Bottom Line: It significantly reduced the analysis time of radiation-induced DNA-damage foci.The macro allows improved foci evaluation regarding accuracy, reproducibility and analysis speed compared to manual analysis.As innovative option, the macro offers a combination of multichannel evaluation including colocalization analysis and the possibility to run all analyses in a batch mode.

View Article: PubMed Central - PubMed

Affiliation: Institute of Cell Biology (Cancer Research), University of Duisburg-Essen, Medical School, Virchowstrasse 173, 45122, Essen, Germany. sebastian.oeck@uk-essen.de.

ABSTRACT

Background: The quantitative analysis of foci plays an important role in many cell biological methods such as counting of colonies or cells, organelles or vesicles, or the number of protein complexes. In radiation biology and molecular radiation oncology, DNA damage and DNA repair kinetics upon ionizing radiation (IR) are evaluated by counting protein clusters or accumulations of phosphorylated proteins recruited to DNA damage sites. Consistency in counting and interpretation of foci remains challenging. Many current software solutions describe instructions for time-consuming and error-prone manual analysis, provide incomplete algorithms for analysis or are expensive. Therefore, we aimed to develop a tool for costless, automated, quantitative and qualitative analysis of foci.

Methods: For this purpose we integrated a user-friendly interface into ImageJ and selected parameters to allow automated selection of regions of interest (ROIs) depending on their size and circularity. We added different export options and a batch analysis. The use of the Focinator was tested by analyzing γ-H2.AX foci in murine prostate adenocarcinoma cells (TRAMP-C1) at different time points after IR with 0.5 to 3 Gray (Gy). Additionally, measurements were performed by users with different backgrounds and experience.

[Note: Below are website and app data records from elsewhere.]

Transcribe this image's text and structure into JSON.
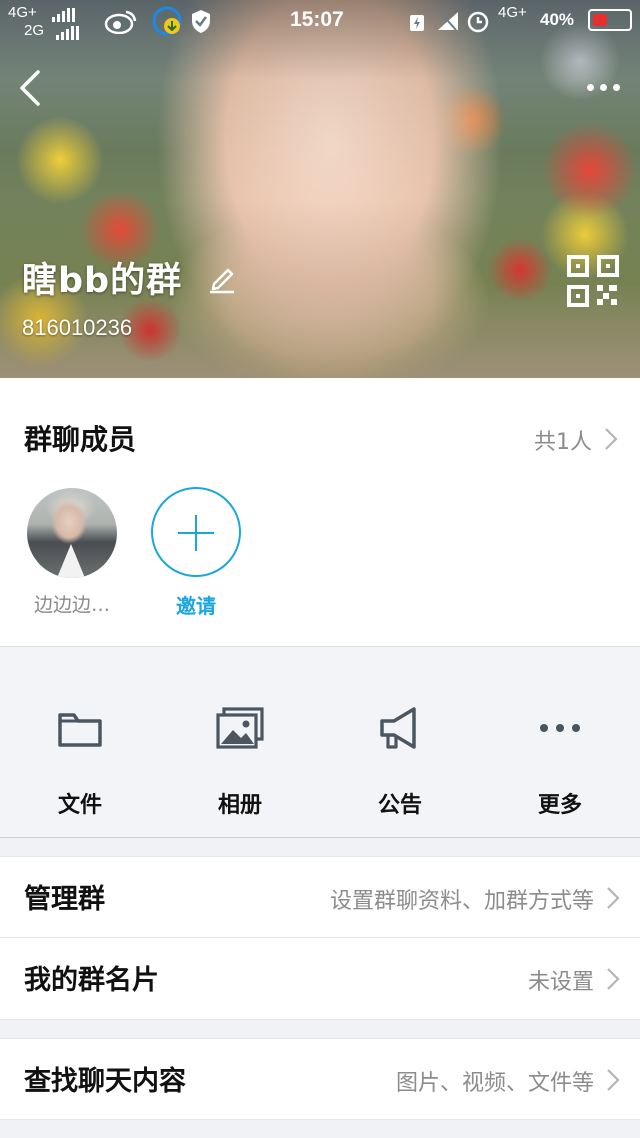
{
  "status_bar": {
    "network_top": "4G+",
    "network_bottom": "2G",
    "time": "15:07",
    "network_right": "4G+",
    "battery": "40%"
  },
  "header": {
    "group_name": "瞎bb的群",
    "group_id": "816010236",
    "icons": [
      "back-icon",
      "more-icon",
      "edit-icon",
      "qrcode-icon"
    ]
  },
  "members": {
    "title": "群聊成员",
    "count": "共1人",
    "list": [
      {
        "name": "边边边…"
      }
    ],
    "invite_label": "邀请"
  },
  "actions": [
    {
      "label": "文件",
      "icon": "folder-icon"
    },
    {
      "label": "相册",
      "icon": "album-icon"
    },
    {
      "label": "公告",
      "icon": "megaphone-icon"
    },
    {
      "label": "更多",
      "icon": "more-dots-icon"
    }
  ],
  "rows": [
    {
      "title": "管理群",
      "value": "设置群聊资料、加群方式等"
    },
    {
      "title": "我的群名片",
      "value": "未设置"
    },
    {
      "title": "查找聊天内容",
      "value": "图片、视频、文件等"
    }
  ],
  "colors": {
    "accent": "#1ba6e0",
    "secondary_text": "#8c8c8c",
    "background": "#f1f2f6"
  }
}
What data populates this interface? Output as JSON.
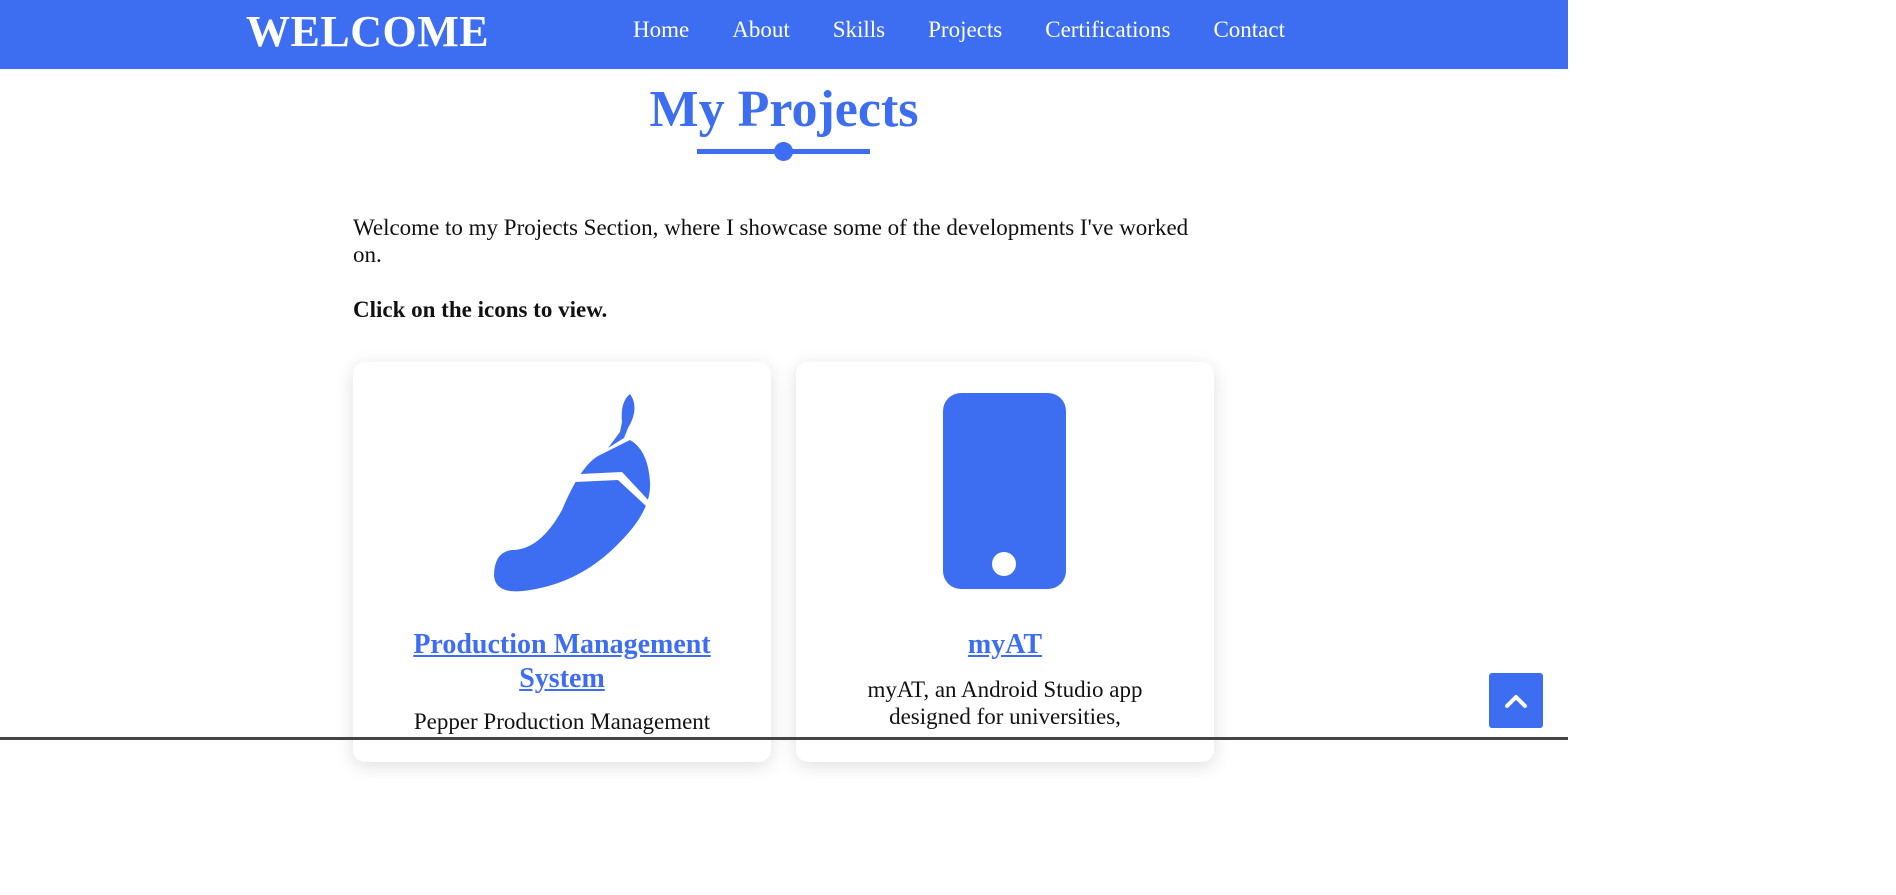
{
  "navbar": {
    "brand": "WELCOME",
    "links": [
      "Home",
      "About",
      "Skills",
      "Projects",
      "Certifications",
      "Contact"
    ]
  },
  "section": {
    "title": "My Projects",
    "intro": "Welcome to my Projects Section, where I showcase some of  the developments I've worked on.",
    "cta": "Click on the icons to view."
  },
  "projects": [
    {
      "icon": "pepper-icon",
      "title": "Production Management System",
      "description": "Pepper Production Management"
    },
    {
      "icon": "mobile-phone-icon",
      "title": "myAT",
      "description": "myAT, an Android Studio app designed for universities,"
    }
  ],
  "scroll_top": {
    "icon": "chevron-up-icon"
  },
  "colors": {
    "accent": "#3d6ef2",
    "text": "#111111",
    "background": "#ffffff"
  }
}
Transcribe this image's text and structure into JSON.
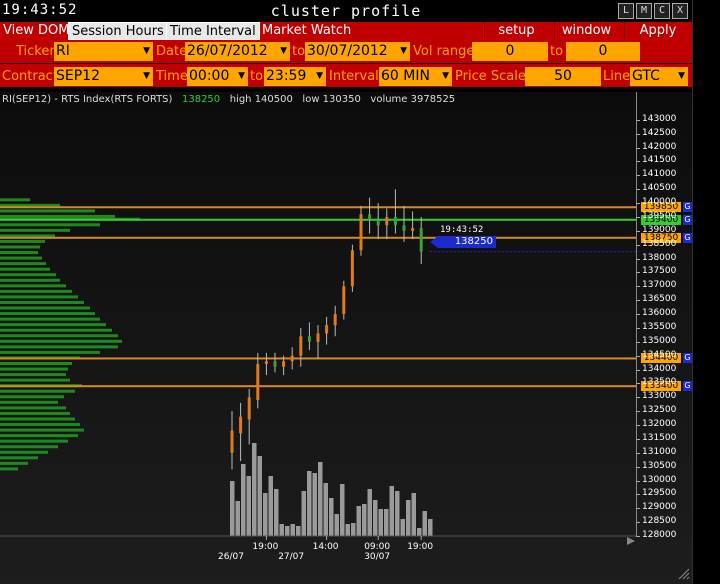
{
  "window": {
    "clock": "19:43:52",
    "title": "cluster profile",
    "buttons": [
      "L",
      "M",
      "C",
      "X"
    ]
  },
  "menu": {
    "left": [
      "View DOM",
      "Session Hours",
      "Time Interval",
      "Market Watch"
    ],
    "right": [
      "setup",
      "window",
      "Apply"
    ],
    "selected": [
      "Session Hours",
      "Time Interval"
    ]
  },
  "controls": {
    "ticker_label": "Ticker",
    "ticker_value": "RI",
    "date_label": "Date",
    "date_from": "26/07/2012",
    "to_label": "to",
    "date_to": "30/07/2012",
    "vol_range_label": "Vol range",
    "vol_from": "0",
    "vol_to_label": "to",
    "vol_to": "0",
    "contract_label": "Contract",
    "contract_value": "SEP12",
    "time_label": "Time",
    "time_from": "00:00",
    "time_to_label": "to",
    "time_to": "23:59",
    "interval_label": "Interval",
    "interval_value": "60 MIN",
    "price_scale_label": "Price Scale",
    "price_scale_value": "50",
    "line_label": "Line",
    "line_value": "GTC"
  },
  "chart_header": {
    "symbol": "RI(SEP12) - RTS Index(RTS FORTS)",
    "last": "138250",
    "high": "high 140500",
    "low": "low 130350",
    "volume": "volume 3978525"
  },
  "colors": {
    "menu_red": "#c00000",
    "field_orange": "#ffa500",
    "level_orange": "#d98a1a",
    "level_green": "#33cc33",
    "tag_blue": "#1c2bd0",
    "profile_green": "#1e8a1e"
  },
  "cursor": {
    "time": "19:43:52",
    "price": "138250"
  },
  "chart_data": {
    "type": "candlestick",
    "y_range": [
      128000,
      143500
    ],
    "y_ticks": [
      143000,
      142500,
      142000,
      141500,
      141000,
      140500,
      140000,
      139500,
      139000,
      138500,
      138000,
      137500,
      137000,
      136500,
      136000,
      135500,
      135000,
      134500,
      134000,
      133500,
      133000,
      132500,
      132000,
      131500,
      131000,
      130500,
      130000,
      129500,
      129000,
      128500,
      128000
    ],
    "x_ticks": [
      {
        "label": "26/07",
        "bar": 0,
        "row": 2
      },
      {
        "label": "19:00",
        "bar": 4,
        "row": 1
      },
      {
        "label": "27/07",
        "bar": 7,
        "row": 2
      },
      {
        "label": "14:00",
        "bar": 11,
        "row": 1
      },
      {
        "label": "09:00",
        "bar": 17,
        "row": 1
      },
      {
        "label": "30/07",
        "bar": 17,
        "row": 2
      },
      {
        "label": "19:00",
        "bar": 22,
        "row": 1
      }
    ],
    "levels": [
      {
        "price": 139850,
        "label": "139850",
        "color": "orange",
        "tag": "G"
      },
      {
        "price": 139400,
        "label": "139400",
        "color": "green",
        "tag": "G"
      },
      {
        "price": 138750,
        "label": "138750",
        "color": "orange",
        "tag": "G"
      },
      {
        "price": 134400,
        "label": "134400",
        "color": "orange",
        "tag": "G"
      },
      {
        "price": 133400,
        "label": "133400",
        "color": "orange",
        "tag": "G"
      }
    ],
    "bars": [
      {
        "o": 131000,
        "h": 132500,
        "l": 130400,
        "c": 131800
      },
      {
        "o": 131700,
        "h": 132800,
        "l": 130700,
        "c": 132300
      },
      {
        "o": 132200,
        "h": 133300,
        "l": 131300,
        "c": 133000
      },
      {
        "o": 132900,
        "h": 134600,
        "l": 132600,
        "c": 134200
      },
      {
        "o": 134200,
        "h": 134600,
        "l": 133800,
        "c": 134300
      },
      {
        "o": 134300,
        "h": 134600,
        "l": 133900,
        "c": 134100
      },
      {
        "o": 134100,
        "h": 134500,
        "l": 133800,
        "c": 134300
      },
      {
        "o": 134300,
        "h": 134800,
        "l": 134000,
        "c": 134500
      },
      {
        "o": 134500,
        "h": 135500,
        "l": 134100,
        "c": 135200
      },
      {
        "o": 135200,
        "h": 135700,
        "l": 134700,
        "c": 135000
      },
      {
        "o": 135000,
        "h": 135600,
        "l": 134400,
        "c": 135300
      },
      {
        "o": 135300,
        "h": 135900,
        "l": 134900,
        "c": 135600
      },
      {
        "o": 135600,
        "h": 136300,
        "l": 135200,
        "c": 136000
      },
      {
        "o": 136000,
        "h": 137200,
        "l": 135800,
        "c": 137000
      },
      {
        "o": 137000,
        "h": 138500,
        "l": 136800,
        "c": 138300
      },
      {
        "o": 138300,
        "h": 139900,
        "l": 138100,
        "c": 139600
      },
      {
        "o": 139600,
        "h": 140200,
        "l": 138900,
        "c": 139400
      },
      {
        "o": 139400,
        "h": 140000,
        "l": 138700,
        "c": 139200
      },
      {
        "o": 139200,
        "h": 139800,
        "l": 138700,
        "c": 139500
      },
      {
        "o": 139500,
        "h": 140500,
        "l": 138900,
        "c": 139200
      },
      {
        "o": 139200,
        "h": 139900,
        "l": 138600,
        "c": 139000
      },
      {
        "o": 139000,
        "h": 139700,
        "l": 138700,
        "c": 139100
      },
      {
        "o": 139100,
        "h": 139500,
        "l": 137800,
        "c": 138250
      }
    ],
    "volumes": [
      0.55,
      0.35,
      0.72,
      0.6,
      0.93,
      0.8,
      0.43,
      0.6,
      0.47,
      0.12,
      0.1,
      0.12,
      0.1,
      0.45,
      0.65,
      0.63,
      0.74,
      0.53,
      0.38,
      0.22,
      0.52,
      0.12,
      0.13,
      0.3,
      0.32,
      0.47,
      0.36,
      0.27,
      0.27,
      0.5,
      0.45,
      0.17,
      0.36,
      0.43,
      0.08,
      0.25,
      0.17
    ],
    "profile": [
      {
        "price": 140100,
        "len": 30
      },
      {
        "price": 139900,
        "len": 60
      },
      {
        "price": 139700,
        "len": 95
      },
      {
        "price": 139500,
        "len": 115
      },
      {
        "price": 139400,
        "len": 140
      },
      {
        "price": 139200,
        "len": 100
      },
      {
        "price": 139000,
        "len": 70
      },
      {
        "price": 138800,
        "len": 55
      },
      {
        "price": 138600,
        "len": 45
      },
      {
        "price": 138400,
        "len": 40
      },
      {
        "price": 138200,
        "len": 38
      },
      {
        "price": 138000,
        "len": 42
      },
      {
        "price": 137800,
        "len": 46
      },
      {
        "price": 137600,
        "len": 50
      },
      {
        "price": 137400,
        "len": 56
      },
      {
        "price": 137200,
        "len": 60
      },
      {
        "price": 137000,
        "len": 66
      },
      {
        "price": 136800,
        "len": 72
      },
      {
        "price": 136600,
        "len": 78
      },
      {
        "price": 136400,
        "len": 84
      },
      {
        "price": 136200,
        "len": 90
      },
      {
        "price": 136000,
        "len": 95
      },
      {
        "price": 135800,
        "len": 100
      },
      {
        "price": 135600,
        "len": 106
      },
      {
        "price": 135400,
        "len": 112
      },
      {
        "price": 135200,
        "len": 118
      },
      {
        "price": 135000,
        "len": 122
      },
      {
        "price": 134800,
        "len": 118
      },
      {
        "price": 134600,
        "len": 100
      },
      {
        "price": 134400,
        "len": 80
      },
      {
        "price": 134200,
        "len": 72
      },
      {
        "price": 134000,
        "len": 68
      },
      {
        "price": 133800,
        "len": 66
      },
      {
        "price": 133600,
        "len": 70
      },
      {
        "price": 133400,
        "len": 82
      },
      {
        "price": 133200,
        "len": 75
      },
      {
        "price": 133000,
        "len": 64
      },
      {
        "price": 132800,
        "len": 58
      },
      {
        "price": 132600,
        "len": 66
      },
      {
        "price": 132400,
        "len": 70
      },
      {
        "price": 132200,
        "len": 75
      },
      {
        "price": 132000,
        "len": 80
      },
      {
        "price": 131800,
        "len": 84
      },
      {
        "price": 131600,
        "len": 78
      },
      {
        "price": 131400,
        "len": 68
      },
      {
        "price": 131200,
        "len": 58
      },
      {
        "price": 131000,
        "len": 48
      },
      {
        "price": 130800,
        "len": 38
      },
      {
        "price": 130600,
        "len": 28
      },
      {
        "price": 130400,
        "len": 18
      }
    ]
  }
}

Results: The Focinator turned out to be an easily adjustable tool for automation of foci counting. It significantly reduced the analysis time of radiation-induced DNA-damage foci. Furthermore, different user groups were able to achieve a similar counting velocity. Importantly, there was no difference in nuclei detection between the Focinator and ImageJ alone.

Conclusions: The Focinator is a costless, user-friendly tool for fast high-throughput evaluation of DNA repair foci. The macro allows improved foci evaluation regarding accuracy, reproducibility and analysis speed compared to manual analysis. As innovative option, the macro offers a combination of multichannel evaluation including colocalization analysis and the possibility to run all analyses in a batch mode.

No MeSH data available.


Related in: MedlinePlus